*WHAT YOU WILL DO*:
A single number is the expected answer: the count of lines in the listing that hold the word "true".

*DATASET EXTRACT*:
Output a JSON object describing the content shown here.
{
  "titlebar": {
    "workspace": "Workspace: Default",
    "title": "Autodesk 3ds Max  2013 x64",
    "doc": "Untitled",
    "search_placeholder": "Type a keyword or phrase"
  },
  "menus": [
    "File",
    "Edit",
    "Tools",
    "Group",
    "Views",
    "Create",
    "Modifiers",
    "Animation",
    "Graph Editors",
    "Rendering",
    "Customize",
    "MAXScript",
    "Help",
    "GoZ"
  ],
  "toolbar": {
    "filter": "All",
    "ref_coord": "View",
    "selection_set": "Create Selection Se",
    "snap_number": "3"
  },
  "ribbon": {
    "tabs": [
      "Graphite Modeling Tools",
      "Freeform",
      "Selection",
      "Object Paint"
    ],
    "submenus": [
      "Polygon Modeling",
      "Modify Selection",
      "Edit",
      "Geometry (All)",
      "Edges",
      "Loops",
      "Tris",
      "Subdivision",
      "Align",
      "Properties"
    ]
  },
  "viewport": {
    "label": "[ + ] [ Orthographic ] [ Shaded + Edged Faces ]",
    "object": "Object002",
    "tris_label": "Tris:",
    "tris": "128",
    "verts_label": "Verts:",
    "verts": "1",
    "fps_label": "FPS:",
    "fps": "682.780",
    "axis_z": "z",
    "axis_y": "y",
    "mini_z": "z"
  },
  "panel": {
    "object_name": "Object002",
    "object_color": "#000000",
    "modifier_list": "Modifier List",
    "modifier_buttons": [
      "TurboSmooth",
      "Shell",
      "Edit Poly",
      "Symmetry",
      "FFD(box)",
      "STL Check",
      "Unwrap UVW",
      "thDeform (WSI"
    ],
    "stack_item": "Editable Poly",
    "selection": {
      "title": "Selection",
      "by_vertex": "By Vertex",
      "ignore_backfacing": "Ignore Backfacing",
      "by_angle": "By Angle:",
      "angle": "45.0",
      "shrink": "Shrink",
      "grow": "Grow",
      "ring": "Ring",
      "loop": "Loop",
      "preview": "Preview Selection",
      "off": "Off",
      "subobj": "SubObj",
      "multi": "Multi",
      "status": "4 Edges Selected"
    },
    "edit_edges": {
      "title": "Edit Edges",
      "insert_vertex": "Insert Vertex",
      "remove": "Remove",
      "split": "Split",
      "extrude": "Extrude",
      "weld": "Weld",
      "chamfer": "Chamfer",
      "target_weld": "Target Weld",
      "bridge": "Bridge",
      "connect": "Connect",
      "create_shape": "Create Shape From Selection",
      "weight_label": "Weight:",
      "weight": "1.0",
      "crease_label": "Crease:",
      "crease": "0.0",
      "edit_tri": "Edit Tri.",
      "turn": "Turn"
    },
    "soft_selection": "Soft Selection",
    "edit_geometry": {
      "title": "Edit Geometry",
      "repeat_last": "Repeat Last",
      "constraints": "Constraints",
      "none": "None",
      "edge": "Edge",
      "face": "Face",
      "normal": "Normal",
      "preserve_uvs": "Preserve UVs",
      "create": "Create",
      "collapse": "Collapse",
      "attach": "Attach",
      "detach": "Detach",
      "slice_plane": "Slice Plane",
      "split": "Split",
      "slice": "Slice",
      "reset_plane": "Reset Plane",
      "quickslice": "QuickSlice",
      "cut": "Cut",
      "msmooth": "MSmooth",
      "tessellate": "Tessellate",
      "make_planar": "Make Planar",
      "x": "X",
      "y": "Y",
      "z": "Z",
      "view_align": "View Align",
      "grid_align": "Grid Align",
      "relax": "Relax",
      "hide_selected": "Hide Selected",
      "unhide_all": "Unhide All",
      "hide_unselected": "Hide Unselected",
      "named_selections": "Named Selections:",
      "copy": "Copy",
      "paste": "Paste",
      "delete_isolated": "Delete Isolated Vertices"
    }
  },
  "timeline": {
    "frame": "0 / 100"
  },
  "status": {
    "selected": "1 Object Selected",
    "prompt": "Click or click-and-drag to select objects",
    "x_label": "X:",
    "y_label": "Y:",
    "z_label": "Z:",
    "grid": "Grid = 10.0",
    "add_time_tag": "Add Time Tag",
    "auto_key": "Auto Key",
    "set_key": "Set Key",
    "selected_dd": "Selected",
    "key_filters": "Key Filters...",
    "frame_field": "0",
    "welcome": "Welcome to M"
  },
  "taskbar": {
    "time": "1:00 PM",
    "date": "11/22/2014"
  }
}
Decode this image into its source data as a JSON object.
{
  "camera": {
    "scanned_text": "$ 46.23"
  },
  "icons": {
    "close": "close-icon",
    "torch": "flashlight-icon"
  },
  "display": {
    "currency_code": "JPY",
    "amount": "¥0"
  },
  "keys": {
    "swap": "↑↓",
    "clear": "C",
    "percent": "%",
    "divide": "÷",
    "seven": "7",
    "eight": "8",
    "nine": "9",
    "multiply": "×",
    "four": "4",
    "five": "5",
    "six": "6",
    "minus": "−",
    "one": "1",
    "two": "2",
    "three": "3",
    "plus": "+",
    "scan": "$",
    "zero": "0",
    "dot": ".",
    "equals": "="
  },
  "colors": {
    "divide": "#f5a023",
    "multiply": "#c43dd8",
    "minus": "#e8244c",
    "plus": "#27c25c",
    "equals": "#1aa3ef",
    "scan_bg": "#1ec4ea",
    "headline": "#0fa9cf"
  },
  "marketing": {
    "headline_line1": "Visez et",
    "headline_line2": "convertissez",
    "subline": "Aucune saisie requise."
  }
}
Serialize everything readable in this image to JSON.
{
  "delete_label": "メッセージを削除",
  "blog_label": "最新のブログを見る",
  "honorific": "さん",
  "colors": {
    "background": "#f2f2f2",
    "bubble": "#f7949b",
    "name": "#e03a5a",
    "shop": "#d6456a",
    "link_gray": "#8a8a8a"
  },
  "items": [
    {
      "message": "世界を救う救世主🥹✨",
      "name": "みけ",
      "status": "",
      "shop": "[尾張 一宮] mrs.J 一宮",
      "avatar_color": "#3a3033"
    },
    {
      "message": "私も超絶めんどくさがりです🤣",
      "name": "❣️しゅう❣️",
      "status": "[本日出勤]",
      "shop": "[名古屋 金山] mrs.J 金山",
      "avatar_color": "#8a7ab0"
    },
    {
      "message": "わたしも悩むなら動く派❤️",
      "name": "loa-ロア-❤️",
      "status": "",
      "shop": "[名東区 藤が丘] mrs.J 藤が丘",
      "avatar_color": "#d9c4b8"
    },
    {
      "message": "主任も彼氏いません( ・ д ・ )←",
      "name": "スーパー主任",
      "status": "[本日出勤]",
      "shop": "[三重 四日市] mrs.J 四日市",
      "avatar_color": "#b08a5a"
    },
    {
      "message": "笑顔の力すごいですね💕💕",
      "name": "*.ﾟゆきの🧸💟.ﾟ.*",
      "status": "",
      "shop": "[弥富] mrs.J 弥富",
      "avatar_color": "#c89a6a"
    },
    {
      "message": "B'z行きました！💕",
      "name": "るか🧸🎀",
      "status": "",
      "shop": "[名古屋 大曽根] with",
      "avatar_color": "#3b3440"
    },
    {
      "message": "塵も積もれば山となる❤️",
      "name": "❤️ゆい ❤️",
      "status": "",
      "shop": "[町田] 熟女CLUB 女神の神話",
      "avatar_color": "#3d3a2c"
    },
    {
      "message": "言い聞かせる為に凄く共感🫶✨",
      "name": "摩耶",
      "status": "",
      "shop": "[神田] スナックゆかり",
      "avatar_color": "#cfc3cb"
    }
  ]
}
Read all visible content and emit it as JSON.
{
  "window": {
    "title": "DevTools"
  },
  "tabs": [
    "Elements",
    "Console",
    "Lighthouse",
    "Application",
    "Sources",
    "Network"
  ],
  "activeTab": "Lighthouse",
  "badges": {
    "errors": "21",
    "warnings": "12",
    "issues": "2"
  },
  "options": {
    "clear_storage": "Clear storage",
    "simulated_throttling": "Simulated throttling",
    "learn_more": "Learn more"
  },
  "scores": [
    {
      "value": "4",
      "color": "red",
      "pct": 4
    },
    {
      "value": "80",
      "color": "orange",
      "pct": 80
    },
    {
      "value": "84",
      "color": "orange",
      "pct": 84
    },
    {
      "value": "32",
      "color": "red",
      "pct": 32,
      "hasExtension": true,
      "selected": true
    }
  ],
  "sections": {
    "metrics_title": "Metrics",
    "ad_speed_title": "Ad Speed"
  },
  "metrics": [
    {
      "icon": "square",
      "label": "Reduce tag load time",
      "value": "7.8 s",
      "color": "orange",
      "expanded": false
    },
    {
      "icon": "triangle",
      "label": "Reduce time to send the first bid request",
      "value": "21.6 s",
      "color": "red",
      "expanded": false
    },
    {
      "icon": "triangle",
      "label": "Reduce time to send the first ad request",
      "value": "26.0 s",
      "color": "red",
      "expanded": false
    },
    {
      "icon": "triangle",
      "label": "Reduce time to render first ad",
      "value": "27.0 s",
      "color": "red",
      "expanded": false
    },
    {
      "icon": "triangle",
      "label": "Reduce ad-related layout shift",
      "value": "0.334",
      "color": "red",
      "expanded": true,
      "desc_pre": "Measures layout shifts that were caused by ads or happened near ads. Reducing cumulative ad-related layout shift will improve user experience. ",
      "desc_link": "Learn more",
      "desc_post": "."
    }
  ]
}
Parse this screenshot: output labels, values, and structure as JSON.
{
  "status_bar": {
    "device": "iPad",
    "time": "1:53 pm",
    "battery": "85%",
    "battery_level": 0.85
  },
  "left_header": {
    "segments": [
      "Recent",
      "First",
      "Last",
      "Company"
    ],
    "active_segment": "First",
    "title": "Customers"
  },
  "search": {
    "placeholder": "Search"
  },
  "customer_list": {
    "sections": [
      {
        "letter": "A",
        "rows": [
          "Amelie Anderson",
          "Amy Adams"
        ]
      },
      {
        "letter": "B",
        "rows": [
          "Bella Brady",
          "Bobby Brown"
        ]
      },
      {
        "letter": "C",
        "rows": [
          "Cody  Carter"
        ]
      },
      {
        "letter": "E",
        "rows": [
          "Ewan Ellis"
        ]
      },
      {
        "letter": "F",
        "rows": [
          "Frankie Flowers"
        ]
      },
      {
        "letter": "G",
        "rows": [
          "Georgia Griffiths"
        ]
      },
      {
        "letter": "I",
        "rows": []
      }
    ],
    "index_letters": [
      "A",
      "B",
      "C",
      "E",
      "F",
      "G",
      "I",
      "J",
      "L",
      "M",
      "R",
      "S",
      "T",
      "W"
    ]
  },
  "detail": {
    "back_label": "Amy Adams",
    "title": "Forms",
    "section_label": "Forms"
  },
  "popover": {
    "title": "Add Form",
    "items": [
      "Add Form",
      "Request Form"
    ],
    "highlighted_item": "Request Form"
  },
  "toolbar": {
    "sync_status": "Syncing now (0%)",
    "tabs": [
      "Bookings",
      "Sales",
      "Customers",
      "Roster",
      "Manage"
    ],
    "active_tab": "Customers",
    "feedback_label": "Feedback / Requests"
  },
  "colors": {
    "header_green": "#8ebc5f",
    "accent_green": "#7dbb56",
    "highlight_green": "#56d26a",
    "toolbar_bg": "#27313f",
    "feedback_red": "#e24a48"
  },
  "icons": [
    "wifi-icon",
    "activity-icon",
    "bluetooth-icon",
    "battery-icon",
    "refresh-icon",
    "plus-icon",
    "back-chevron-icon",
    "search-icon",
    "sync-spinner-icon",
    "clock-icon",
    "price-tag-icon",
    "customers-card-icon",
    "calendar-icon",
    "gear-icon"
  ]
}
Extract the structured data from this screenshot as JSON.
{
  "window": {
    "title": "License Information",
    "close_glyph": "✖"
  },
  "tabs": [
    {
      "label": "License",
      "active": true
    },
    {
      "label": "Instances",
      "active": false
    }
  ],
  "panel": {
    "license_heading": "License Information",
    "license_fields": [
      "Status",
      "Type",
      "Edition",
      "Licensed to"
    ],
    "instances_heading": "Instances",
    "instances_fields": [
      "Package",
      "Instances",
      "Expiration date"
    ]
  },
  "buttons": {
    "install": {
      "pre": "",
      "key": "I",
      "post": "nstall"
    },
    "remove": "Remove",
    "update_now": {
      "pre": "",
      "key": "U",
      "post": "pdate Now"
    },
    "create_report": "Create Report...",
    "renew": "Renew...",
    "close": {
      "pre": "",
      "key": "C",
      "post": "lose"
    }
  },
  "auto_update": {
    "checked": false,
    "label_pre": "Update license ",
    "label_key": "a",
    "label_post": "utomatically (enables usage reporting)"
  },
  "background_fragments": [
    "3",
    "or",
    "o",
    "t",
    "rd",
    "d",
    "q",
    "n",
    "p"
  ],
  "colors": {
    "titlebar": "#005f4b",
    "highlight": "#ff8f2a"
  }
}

*TASK RESPONSE*:
4